Question: How Did The Spanish Flu Kill So Many?

What killed more ww1 or Spanish flu?

The great influenza pandemic of 1918-19, often called the Spanish flu, caused about 50 million deaths worldwide; far more than the deaths from combat casualties in the World War One (1914-18).

In fact, it may have killed between 3% and 6% of the global population..

How long did Spanish flu last for?

The influenza pandemic of 1918–19, also called the Spanish flu, lasted between one and two years. The pandemic occurred in three waves, though not simultaneously around the globe.

Where did Spanish flu start?

While it’s unlikely that the “Spanish Flu” originated in Spain, scientists are still unsure of its source. France, China and Britain have all been suggested as the potential birthplace of the virus, as has the United States, where the first known case was reported at a military base in Kansas on March 11, 1918.

How many people died in the US from the flu in 2019?

CDC estimates that influenza was associated with more than 35.5 million illnesses, more than 16.5 million medical visits, 490,600 hospitalizations, and 34,200 deaths during the 2018–2019 influenza season.

How many people did the black plague kill?

25 million peopleThe plague killed an estimated 25 million people, almost a third of the continent’s population. The Black Death lingered on for centuries, particularly in cities. Outbreaks included the Great Plague of London (1665-66), in which 70,000 residents died.

Does Spanish flu still exist?

‘The 1918 flu is still with us’: The deadliest pandemic ever is still causing problems today. In 1918, a novel strand of influenza killed more people than the 14th century’s Black Plague. At least 50 million people died worldwide because of that H1N1 influenza outbreak. … But the strand of the flu didn’t just disappear.

What caused Spanish flu?

It was caused by an H1N1 virus with genes of avian origin. Although there is not universal consensus regarding where the virus originated, it spread worldwide during 1918-1919. In the United States, it was first identified in military personnel in spring 1918.

How many people did the Spanish flu kill in the United States?

675,000 peopleThe microscopic killer circled the entire globe in four months, claiming the lives of more than 21 million people. The United States lost 675,000 people to the Spanish flu in 1918-more casualties than World War I, World War II, the Korean War and the Vietnam War combined.

Did WWI end because of the Spanish flu?

Flu claimed a number of lives as the First World War was ending. … I mean more American soldiers died of the influenza than died from German action.” Says Professor John Oxford, a virologist and expert on influenza.

What made the 1918 flu so deadly?

While the global pandemic lasted for two years, a significant number of deaths were packed into three especially cruel months in the fall of 1918. Historians now believe that the fatal severity of the Spanish flu’s “second wave” was caused by a mutated virus spread by wartime troop movements.

What was the mortality rate during the Spanish flu?

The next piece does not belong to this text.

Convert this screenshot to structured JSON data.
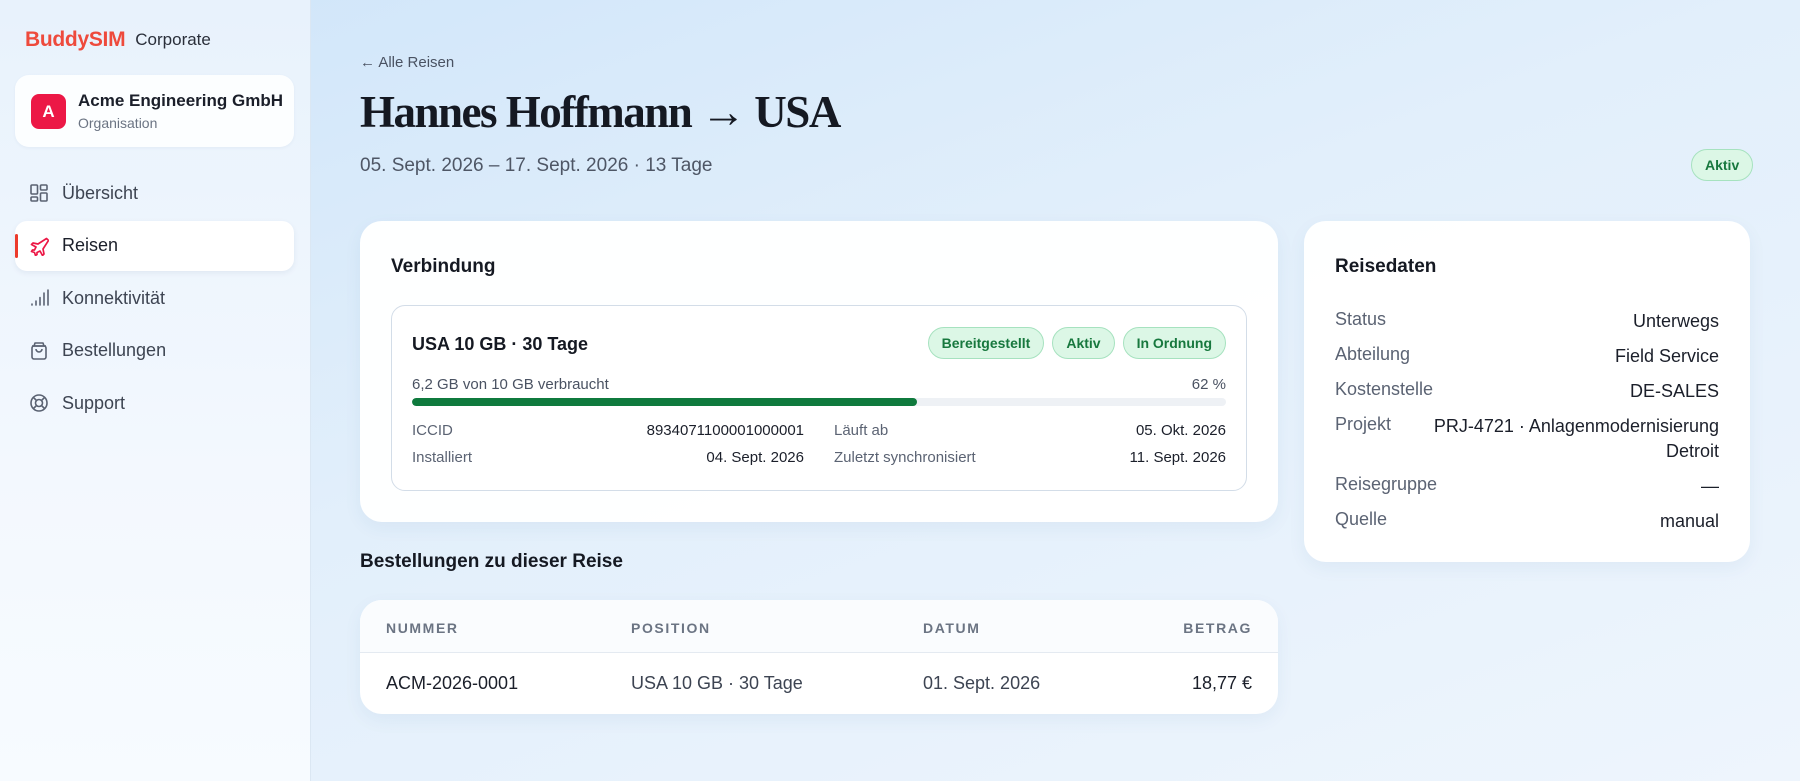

An estimated one third of the world’s population (or ≈500 million persons) were infected and had clinically apparent illnesses (1,2) during the 1918–1919 influenza pandemic. The disease was exceptionally severe. Case-fatality rates were >2.5%, compared to <0.1% in other influenza pandemics (3,4).

What’s the meaning of a pandemic?

: an outbreak of a disease that occurs over a wide geographic area (as multiple countries or continents) and typically affects a significant proportion of the population : a pandemic outbreak of a disease.

What supplies should you have for a pandemic?

You can prepare now by creating a stockpile of emergency supplies. Experts recommend you have at least a one-week stockpile of food, water, and goods purchased over time to limit the financial impact and prevent store shortages. Seal water containers tightly, label them with a date and store in a cool, dark place.

Why did so many die from Spanish flu?

Much of the high death rate can be attributed to crowding in military camps and urban environments, as well as poor nutrition and sanitation, which suffered during wartime. It’s now thought that many of the deaths were due to the development of bacterial pneumonias in lungs weakened by influenza.